It has all been about the football. And now it’s all about the money. This is the point our correspondent Tom Carrick will argue throughout most of his coverage on the English Premier League. You may say that Mr. Carrick is wantonly putting down great teams and that’s not likely to win him any admirers, but it’s not about admiration and adulation. It’s about the future of football. And TV rights.
Today we look at the growing gap in the sale of TV rights between English Premier League teams and English Football League clubs. The gap has widened nearly $160 million after a record deal was signed back in 2017.
And to make matters more entrenched as it is, all teams are now trying to get two years in a row arranged beforehand so as to avoid breaching spending rules.
The teams that were promoted, actually manged to continue their further participation in the league, including Newcastle, Brighton, and Huddersfield. At the same time, the teams that weren’t had a much worse turn of events, with Middlesbrough and Hull City having a rather rotten time of it and Sunderland downright losing their footing.
A Look at the Numbers

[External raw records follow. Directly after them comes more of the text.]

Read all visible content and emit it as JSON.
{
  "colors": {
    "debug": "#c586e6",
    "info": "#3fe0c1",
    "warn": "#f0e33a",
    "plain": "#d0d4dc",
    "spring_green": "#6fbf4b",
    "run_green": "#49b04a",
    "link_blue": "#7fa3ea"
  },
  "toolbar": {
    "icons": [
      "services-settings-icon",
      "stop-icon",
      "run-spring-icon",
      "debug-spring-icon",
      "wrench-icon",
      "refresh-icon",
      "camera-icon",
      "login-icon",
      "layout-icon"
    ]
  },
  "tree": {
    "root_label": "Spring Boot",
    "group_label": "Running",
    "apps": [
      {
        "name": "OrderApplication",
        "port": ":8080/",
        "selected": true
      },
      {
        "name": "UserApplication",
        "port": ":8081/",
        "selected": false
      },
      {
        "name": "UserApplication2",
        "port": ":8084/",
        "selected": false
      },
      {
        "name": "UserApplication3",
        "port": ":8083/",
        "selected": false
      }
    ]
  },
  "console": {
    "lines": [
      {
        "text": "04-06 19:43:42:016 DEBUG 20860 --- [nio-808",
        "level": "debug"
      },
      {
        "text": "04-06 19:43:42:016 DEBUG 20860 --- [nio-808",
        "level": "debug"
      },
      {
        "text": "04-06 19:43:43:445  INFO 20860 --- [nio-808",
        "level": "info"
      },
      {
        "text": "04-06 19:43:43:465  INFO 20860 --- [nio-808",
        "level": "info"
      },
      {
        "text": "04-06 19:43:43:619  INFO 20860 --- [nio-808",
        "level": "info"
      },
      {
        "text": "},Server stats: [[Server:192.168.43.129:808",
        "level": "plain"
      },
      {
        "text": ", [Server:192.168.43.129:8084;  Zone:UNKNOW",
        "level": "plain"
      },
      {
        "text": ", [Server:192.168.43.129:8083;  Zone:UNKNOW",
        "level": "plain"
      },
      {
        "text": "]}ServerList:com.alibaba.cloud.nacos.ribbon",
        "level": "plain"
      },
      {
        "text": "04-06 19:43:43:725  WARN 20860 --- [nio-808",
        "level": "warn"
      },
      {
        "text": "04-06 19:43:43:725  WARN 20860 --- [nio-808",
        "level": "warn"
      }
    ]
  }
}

Looking at the available data posted in the BBC, we have been informed that the Premier League managed to sell its domestic television rights for all games in the event for the absolutely staggering $6.3 billion, an amount so boggling that it has been unbelievable. It still is, to be perfectly honest. And as the first results of this deal were expected to come to bear in 2016/2017, the results are now quite evident.
Based on the information provided in the BBC’s sports coverage from TV rights, the numbers have been quite telling:
- EPL’s team have managed to up their median average turnover to $160 million more than those in the simple Championship.
- In 2017 alone, over 50% of all 23 Championship clubs spent their entire revenue on staff upkeep, including new players, coaches, management and so forth.
- Richard Scudamore, EPL’s director, received $3 billion in broadcasting bonuses at the end of 2016
Money is King
So, the idea of amassing funds and then throwing them back at the strongest teams has been quite marked. We have seen a variety of football organizations crumble because they have grown too complacent and fans didn’t feel the need to press the issue.
Whilst everything is legal, the riches amassed by the top brass are easily simply disturbing. The total value of the TV rights for 2019-2022 is estimated at $6 billion and thereabouts. And this even doesn’t feature what Amazon paid for the right to show 20 matches.
As a result, Championship broadcast rights have been on he ropes. Nobody seems to be interested in the good old-fashioned football as such. It’s become the thing of the local cities and far-fetched places. And it shouldn’t.
The domination of the Holy Buck in the ranks of the English Premier League has been absolutely unacceptable for many an idealistic fan. The concentration of money into certain teams also allows them to snap up the best available footballers and put those into good use against struggling teams.
And struggling is not good for morale. It’s one thing to have to pit two teams against one another and see which wins. It’s completely another thing to see the teams just giving up on any competition, because they simply cannot afford to be in a competition.
Is not in sight. What has to change in the EPL is not to anyone’s taste. The simple fact of the matter is that all the top brass will have to step up and prepare to do what it takes – and this means distributing money equally, which in turns means that there will be less cushy bonuses to bag.
And with that in mind, we need to remember what happened to FIFA. Even if the organization claims that corruption has been eradicated, I have worked as a due diligence analyst for a fair while in the past. And investigating FIFA’s top brass has been on my daily reports.
For better or for worse, power corrupts. And too much of it goes to people’s head. Hopefully the EPL will reach a place where the league will not be dominated by the topmost teams.